*** EXTRACTED MATERIAL Section Begins ***

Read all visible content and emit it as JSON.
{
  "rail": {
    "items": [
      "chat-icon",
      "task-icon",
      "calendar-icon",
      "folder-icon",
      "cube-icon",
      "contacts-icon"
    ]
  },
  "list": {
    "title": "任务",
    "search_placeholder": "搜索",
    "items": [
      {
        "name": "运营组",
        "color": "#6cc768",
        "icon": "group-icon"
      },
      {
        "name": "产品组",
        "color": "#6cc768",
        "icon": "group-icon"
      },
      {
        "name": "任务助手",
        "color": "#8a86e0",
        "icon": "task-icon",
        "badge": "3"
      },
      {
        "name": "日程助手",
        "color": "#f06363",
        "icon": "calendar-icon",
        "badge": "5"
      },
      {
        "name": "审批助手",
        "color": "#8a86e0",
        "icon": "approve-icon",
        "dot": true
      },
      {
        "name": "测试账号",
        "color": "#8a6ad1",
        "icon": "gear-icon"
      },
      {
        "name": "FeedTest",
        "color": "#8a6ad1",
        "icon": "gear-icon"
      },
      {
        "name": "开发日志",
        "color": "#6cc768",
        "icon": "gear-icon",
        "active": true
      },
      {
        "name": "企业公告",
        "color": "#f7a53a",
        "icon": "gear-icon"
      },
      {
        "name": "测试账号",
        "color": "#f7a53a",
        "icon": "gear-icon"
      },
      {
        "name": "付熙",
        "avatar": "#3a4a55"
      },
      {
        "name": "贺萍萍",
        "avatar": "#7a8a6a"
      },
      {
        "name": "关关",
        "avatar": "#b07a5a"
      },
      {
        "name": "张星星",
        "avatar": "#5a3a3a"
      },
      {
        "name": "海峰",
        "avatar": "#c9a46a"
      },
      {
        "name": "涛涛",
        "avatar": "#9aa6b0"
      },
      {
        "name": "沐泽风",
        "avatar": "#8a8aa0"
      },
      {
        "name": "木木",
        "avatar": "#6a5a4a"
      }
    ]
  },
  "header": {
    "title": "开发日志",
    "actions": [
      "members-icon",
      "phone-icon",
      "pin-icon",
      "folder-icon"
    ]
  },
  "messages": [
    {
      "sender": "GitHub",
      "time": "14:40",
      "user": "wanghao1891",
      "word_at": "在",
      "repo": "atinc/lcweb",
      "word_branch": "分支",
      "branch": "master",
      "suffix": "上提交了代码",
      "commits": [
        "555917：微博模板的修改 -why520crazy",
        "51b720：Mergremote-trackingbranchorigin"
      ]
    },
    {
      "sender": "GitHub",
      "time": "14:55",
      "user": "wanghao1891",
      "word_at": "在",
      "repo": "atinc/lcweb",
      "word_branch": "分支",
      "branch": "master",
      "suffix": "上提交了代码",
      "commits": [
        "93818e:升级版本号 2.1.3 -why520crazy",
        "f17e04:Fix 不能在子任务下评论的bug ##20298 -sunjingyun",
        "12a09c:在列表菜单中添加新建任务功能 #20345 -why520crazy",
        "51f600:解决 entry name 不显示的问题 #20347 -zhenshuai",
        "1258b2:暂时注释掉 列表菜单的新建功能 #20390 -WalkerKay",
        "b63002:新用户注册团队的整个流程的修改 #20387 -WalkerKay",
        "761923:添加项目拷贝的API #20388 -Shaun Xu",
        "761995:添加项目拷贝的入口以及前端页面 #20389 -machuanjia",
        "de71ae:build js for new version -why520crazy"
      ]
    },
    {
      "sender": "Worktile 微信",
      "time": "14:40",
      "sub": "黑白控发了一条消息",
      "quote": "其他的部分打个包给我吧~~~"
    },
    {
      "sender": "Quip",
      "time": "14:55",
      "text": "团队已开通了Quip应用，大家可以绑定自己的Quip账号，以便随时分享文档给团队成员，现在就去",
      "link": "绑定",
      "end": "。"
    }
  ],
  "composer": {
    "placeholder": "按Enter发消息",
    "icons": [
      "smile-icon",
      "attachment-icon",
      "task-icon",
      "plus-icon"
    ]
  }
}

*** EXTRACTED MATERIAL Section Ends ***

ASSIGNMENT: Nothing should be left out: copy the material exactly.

SOLUTION FOR THIS EXERCISE:
Read all visible content and emit it as JSON.
{
  "rail": {
    "items": [
      "chat-icon",
      "task-icon",
      "calendar-icon",
      "folder-icon",
      "cube-icon",
      "contacts-icon"
    ]
  },
  "list": {
    "title": "任务",
    "search_placeholder": "搜索",
    "items": [
      {
        "name": "运营组",
        "color": "#6cc768",
        "icon": "group-icon"
      },
      {
        "name": "产品组",
        "color": "#6cc768",
        "icon": "group-icon"
      },
      {
        "name": "任务助手",
        "color": "#8a86e0",
        "icon": "task-icon",
        "badge": "3"
      },
      {
        "name": "日程助手",
        "color": "#f06363",
        "icon": "calendar-icon",
        "badge": "5"
      },
      {
        "name": "审批助手",
        "color": "#8a86e0",
        "icon": "approve-icon",
        "dot": true
      },
      {
        "name": "测试账号",
        "color": "#8a6ad1",
        "icon": "gear-icon"
      },
      {
        "name": "FeedTest",
        "color": "#8a6ad1",
        "icon": "gear-icon"
      },
      {
        "name": "开发日志",
        "color": "#6cc768",
        "icon": "gear-icon",
        "active": true
      },
      {
        "name": "企业公告",
        "color": "#f7a53a",
        "icon": "gear-icon"
      },
      {
        "name": "测试账号",
        "color": "#f7a53a",
        "icon": "gear-icon"
      },
      {
        "name": "付熙",
        "avatar": "#3a4a55"
      },
      {
        "name": "贺萍萍",
        "avatar": "#7a8a6a"
      },
      {
        "name": "关关",
        "avatar": "#b07a5a"
      },
      {
        "name": "张星星",
        "avatar": "#5a3a3a"
      },
      {
        "name": "海峰",
        "avatar": "#c9a46a"
      },
      {
        "name": "涛涛",
        "avatar": "#9aa6b0"
      },
      {
        "name": "沐泽风",
        "avatar": "#8a8aa0"
      },
      {
        "name": "木木",
        "avatar": "#6a5a4a"
      }
    ]
  },
  "header": {
    "title": "开发日志",
    "actions": [
      "members-icon",
      "phone-icon",
      "pin-icon",
      "folder-icon"
    ]
  },
  "messages": [
    {
      "sender": "GitHub",
      "time": "14:40",
      "user": "wanghao1891",
      "word_at": "在",
      "repo": "atinc/lcweb",
      "word_branch": "分支",
      "branch": "master",
      "suffix": "上提交了代码",
      "commits": [
        "555917：微博模板的修改 -why520crazy",
        "51b720：Mergremote-trackingbranchorigin"
      ]
    },
    {
      "sender": "GitHub",
      "time": "14:55",
      "user": "wanghao1891",
      "word_at": "在",
      "repo": "atinc/lcweb",
      "word_branch": "分支",
      "branch": "master",
      "suffix": "上提交了代码",
      "commits": [
        "93818e:升级版本号 2.1.3 -why520crazy",
        "f17e04:Fix 不能在子任务下评论的bug ##20298 -sunjingyun",
        "12a09c:在列表菜单中添加新建任务功能 #20345 -why520crazy",
        "51f600:解决 entry name 不显示的问题 #20347 -zhenshuai",
        "1258b2:暂时注释掉 列表菜单的新建功能 #20390 -WalkerKay",
        "b63002:新用户注册团队的整个流程的修改 #20387 -WalkerKay",
        "761923:添加项目拷贝的API #20388 -Shaun Xu",
        "761995:添加项目拷贝的入口以及前端页面 #20389 -machuanjia",
        "de71ae:build js for new version -why520crazy"
      ]
    },
    {
      "sender": "Worktile 微信",
      "time": "14:40",
      "sub": "黑白控发了一条消息",
      "quote": "其他的部分打个包给我吧~~~"
    },
    {
      "sender": "Quip",
      "time": "14:55",
      "text": "团队已开通了Quip应用，大家可以绑定自己的Quip账号，以便随时分享文档给团队成员，现在就去",
      "link": "绑定",
      "end": "。"
    }
  ],
  "composer": {
    "placeholder": "按Enter发消息",
    "icons": [
      "smile-icon",
      "attachment-icon",
      "task-icon",
      "plus-icon"
    ]
  }
}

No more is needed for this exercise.